Something that pollutes, or damages, air, soil, or water
bits of soil left in a place by moving water
nonnative plants and animals that invade an ecosystem
the natural environment in which a plant or animal lives
an area where the soil is usually wet or covered with water
A developed area at the edge of a city that is mainly homes. Many ------ also have stores and businesses.
the rapid, often poorly planned spread of development from an urban area outward into rural area
a major population center made up of a large city and the smaller suburbs and towns that surround it
the older part of a big city. Often the urban core serves as the downtown or central business district of a city.
The ring of small towns and suburbs that surround a big city
The small towns, farms, and open spaces that lie just beyond a city's suburbs
the ways in which people use a particular area of Earth's surface; for example, for farming, development, or preservation
urban growth boundaries
a legal border that separates an area where development is permitted from an area where development is forbidden
public transit system
a network of buses, trains, and other vehicles used for moving passengers
development that combines housing and businesses in one area
the process of filling in empty or run-down parts of a city with new development
a large area of land that a government has set aside in order to preserve it in its natural state
A map that uses contour lines and symbols to show a region's physical and human features.

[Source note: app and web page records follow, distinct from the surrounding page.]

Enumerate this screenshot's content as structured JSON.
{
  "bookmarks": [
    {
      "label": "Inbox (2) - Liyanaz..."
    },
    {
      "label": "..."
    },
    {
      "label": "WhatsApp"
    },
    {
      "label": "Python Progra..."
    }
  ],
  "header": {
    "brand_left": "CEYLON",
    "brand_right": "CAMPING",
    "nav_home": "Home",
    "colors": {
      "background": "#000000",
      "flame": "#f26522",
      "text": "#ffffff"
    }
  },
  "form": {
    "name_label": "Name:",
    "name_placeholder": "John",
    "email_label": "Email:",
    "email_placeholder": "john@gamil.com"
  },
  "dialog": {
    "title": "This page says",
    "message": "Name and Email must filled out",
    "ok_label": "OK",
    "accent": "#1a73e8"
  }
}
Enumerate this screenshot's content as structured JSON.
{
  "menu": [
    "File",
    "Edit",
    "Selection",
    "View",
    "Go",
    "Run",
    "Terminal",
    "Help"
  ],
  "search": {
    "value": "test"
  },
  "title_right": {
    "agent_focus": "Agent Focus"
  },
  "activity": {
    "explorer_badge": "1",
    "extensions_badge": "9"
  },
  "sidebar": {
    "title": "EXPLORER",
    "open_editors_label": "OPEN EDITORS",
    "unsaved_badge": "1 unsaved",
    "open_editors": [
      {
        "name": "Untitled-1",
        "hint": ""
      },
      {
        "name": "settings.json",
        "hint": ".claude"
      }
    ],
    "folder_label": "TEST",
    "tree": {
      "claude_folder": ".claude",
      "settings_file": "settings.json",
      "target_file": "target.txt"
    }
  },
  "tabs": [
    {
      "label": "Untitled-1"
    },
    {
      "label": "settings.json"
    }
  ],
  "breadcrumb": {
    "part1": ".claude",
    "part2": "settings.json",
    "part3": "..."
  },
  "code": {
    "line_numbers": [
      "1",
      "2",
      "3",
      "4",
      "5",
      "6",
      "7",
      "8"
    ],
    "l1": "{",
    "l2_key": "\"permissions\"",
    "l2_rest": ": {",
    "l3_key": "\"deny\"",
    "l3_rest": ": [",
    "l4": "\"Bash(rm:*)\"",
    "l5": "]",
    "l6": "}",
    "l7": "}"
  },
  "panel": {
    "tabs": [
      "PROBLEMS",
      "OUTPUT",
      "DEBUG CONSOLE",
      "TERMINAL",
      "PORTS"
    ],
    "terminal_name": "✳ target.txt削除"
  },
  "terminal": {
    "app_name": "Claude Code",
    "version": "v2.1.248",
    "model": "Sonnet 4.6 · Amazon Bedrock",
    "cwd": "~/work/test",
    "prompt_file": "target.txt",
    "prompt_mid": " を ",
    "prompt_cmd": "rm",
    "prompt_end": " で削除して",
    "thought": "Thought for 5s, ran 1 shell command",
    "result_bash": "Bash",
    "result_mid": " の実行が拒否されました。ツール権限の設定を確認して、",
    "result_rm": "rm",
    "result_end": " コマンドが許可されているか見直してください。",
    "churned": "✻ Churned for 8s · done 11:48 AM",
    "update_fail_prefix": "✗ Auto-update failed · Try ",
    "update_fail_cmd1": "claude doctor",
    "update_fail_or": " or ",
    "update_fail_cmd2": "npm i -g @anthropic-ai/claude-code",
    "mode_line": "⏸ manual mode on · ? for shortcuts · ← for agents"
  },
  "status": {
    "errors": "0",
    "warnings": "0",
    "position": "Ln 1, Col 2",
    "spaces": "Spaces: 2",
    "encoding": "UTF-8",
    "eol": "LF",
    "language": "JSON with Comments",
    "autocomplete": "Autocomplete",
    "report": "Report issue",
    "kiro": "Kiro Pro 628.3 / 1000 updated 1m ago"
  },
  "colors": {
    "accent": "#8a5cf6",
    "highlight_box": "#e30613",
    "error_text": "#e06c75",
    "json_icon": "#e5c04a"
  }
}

These features may include hills, valleys, rivers, lakes, roads, trails, and buildings.
a spring that throws a jet of hot water or steam into the air
all the animal life in a particular region
All the plant life in a particular region
someone who works to protect the beauty and natural resources of the environment from destruction or pollution
a sharp, narrow mountain ridge
a deep, bowl-shaped basin on a mountain in which melting ice often forms a lake
A small valley carved into a mountainside from which water often cascades in a waterfall
a sharp mountain peak shaped like a pyramid
a mass of dirt and rock that has been left by a glacier as it retreats
a series of mountain ridges in North America that separate the streams and rivers that flow west into the Pacific Ocean from those that flow east into the Arctic and Atlantic oceans
a warm-blooded animal that has a backbone and is usually covered with fur or hair
a large, coniferous forest located in a far northern latitude, just south of the tundra
a climate or climate zone with hot, rainy summers and mild winters with some rain
solid and liquid waste from homes and other buildings that is carried away by sewers or drains
waste materials from industry that are poisonous to humans or other living things
the using up of goods and services. This term is also used to describe the purchase and use of goods and services by consumers.
a poorer country with a less advanced economy. In general, developing countries are trying to increase their industries and improve life for their people.
length of a person's life
gross domestic product
the total value of goods and services produced in a country in a year
or for each person. A per capita figure is calculated by dividing the total amount of something by the number of people in a place
any fuel, such as petroleum, coal, and natural gas, that is made from the remains of prehistoric plants and animals
technology: the creation and use of tools to meet practical needs; also refers to the tools themselves
the creation and use of tools to meet practical needs; also refers to the tools themselves
the difference in opportunities available to people who have access to computers and the Internet and those who do not
the process of collecting used materials that would otherwise be thrown away and turning them into raw materials for new uses
to move from a country. People who leave a country are called emigrants.
To move to a country. People who move to another country are called immigrants.
constant flow of migrants from one country into another country. The largest migration stream into the United States today is from Mexico.
something that encourages people to leave a place behind
Something that encourages people to move to a new place
unfair treatment of a person or group based on class rather than individual worth